I wish critical thinking was taught on a scale that rivals other subjects like the most common academic ones so that people would be given decision making and tools for reason to figure things out for themselves. It would make it tougher to be taken advantage of, and at the same time, easier to acquire new knowledge. Learning critical thinking is like self-defense training for your brain. Mental Jiu-Jitsu. 

I wish that science was as big a part of popular culture as any celebrity is today and scientific language was more a part of the public lexicon. A world with less pseudoscience, is a world filled with less noise. 

Science is something we all like to think we know, but my personal experience has shown me that nothing could be further from the truth. 
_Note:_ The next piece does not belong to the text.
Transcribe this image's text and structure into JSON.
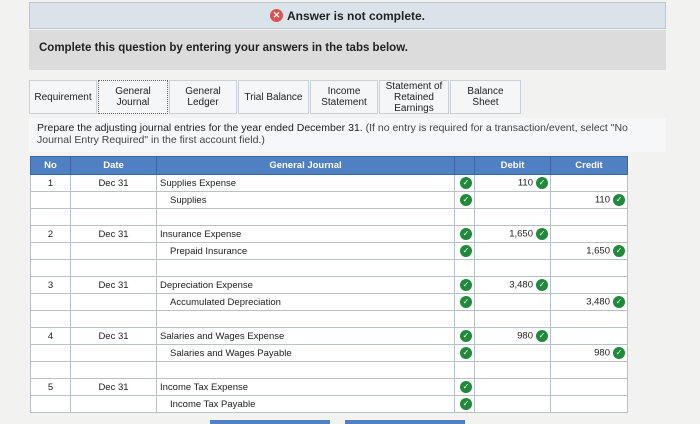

Back in 1989, American astronomer and science communicator Carl Sagan spoke about the problem of having such a lack of science literacy amongst the general public in an article for the Skeptical Inquirer. He cites a then recent survey which suggested that, "94 percent of Americans are 'scientifically illiterate'" (Sagan 1989). An example of it appearing in our culture came with a story about an encounter he had with a driver picking him up from the airport named Mr. Buckley who recognized his name and excitedly wanted to ask the popular scientist a few questions. 

"Mr. “Buckley”—well-spoken, intelligent, curious—had heard virtually nothing of modern science. He wanted to know about science. It’s just that all the science got filtered out before it reached him. What society permitted to trickle through was mainly pretense and confusion. And it had never taught him how to distinguish real science from the cheap imitation" (Sagan 1989).

That is the perfect way to describe pseudoscience, cheap imitation. 

Image from Pseudoscience and Science - Bullshit vs Rational Thought.


1. Sagan, Carl. 1990. Why We Need To Understand Science. Skeptical Inquirer. (Vol. 14.3). Available online: (